If I looked at my channel today before I had started making videos, I’d probably be pretty disappointed. When you start a channel, your lofty ambitions of gaining a thousand subscribers a day is quickly dashed when you realise just how hard it is to gain a steady viewership. It can be hard for someone who hasn’t spent hours recording, editing and rendering to appreciate just how much a single comment, like or even view means to you after toiling away at making the best you have to offer. A year later, having experienced the elation of having two, three or even four comments on a video and seeing the views shoot up to almost twelve (twelve!) views after only a few hours, I’ve come to appreciate the difficult of building  fanbase.
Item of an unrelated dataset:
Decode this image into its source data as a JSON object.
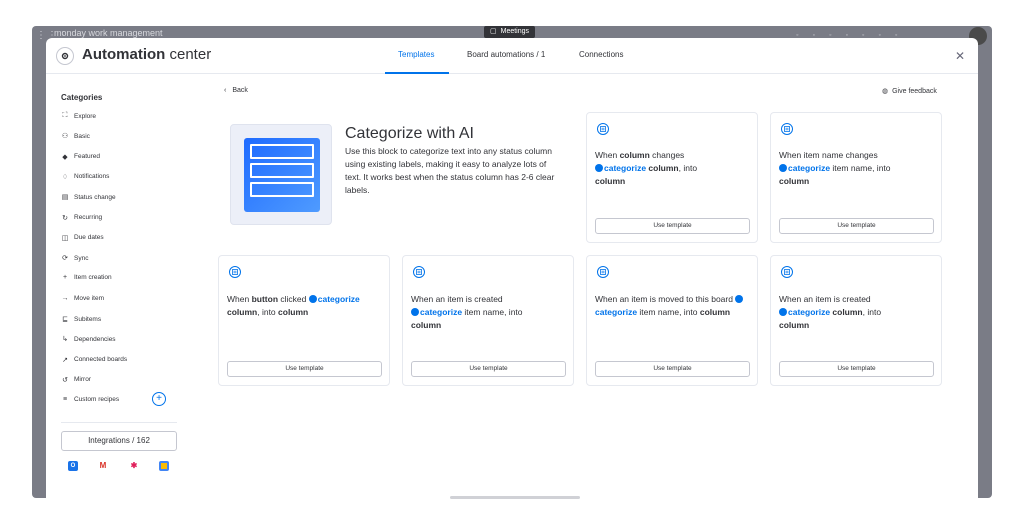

That said, I could never have dreamed the positivity and warmth people have shown towards the things I’ve created, case in point: Crappy Animations.

I’ve talked at length before about just how incredibly I lucked out with the Mindcrack animations I’ve made (for example, avoiding my near disastrous plan to upload my first ‘animation’ to a separate channel in case they weren’t well received) but you have to understand that when I started out, if I had been told my main subscriber base and thousands upon thousands of views would come from animations, I’d have laughed. I’ve gone on record as saying I’m certainly no artist, much less an animator, so the sheer avalanche of positivity and compliments I got in reaction to each and every animation has truly shocked me. I understand people may look at each video and ask how something with ‘merely’ <20000 views can mean so much to me, but this is from a guy who gets over the moon at 150 views per video (something I’m still getting used to).

Maybe this is a bit presumptuous, but I can almost feel myself looking back at this post down the line and laughing over my excitement of approaching a measly 700 subscribers, or gushing about videos that get upwards of 20 likes, but I really hope I don’t. If this year has taught me anything it’s that having a small fanbase or reach makes each and every interaction, like or  comment that much more special and unique and the be all and end all should never be a meaningless number at the top of your channel page. If I had to measure my biggest success, the greatest achievement of my YouTube hobby thus far, its been in the people I’ve met. Interacting, laughing and goofing around with people all across the globe has made for some of the funniest moments of 2013, and it’s justified every failed upload, every content ID and every restless minute trying to edit things together as time well and truly spent.

Here’s to another year!

At least, above all else, my quotes shall live on.

At least above all else, my quotes shall live on.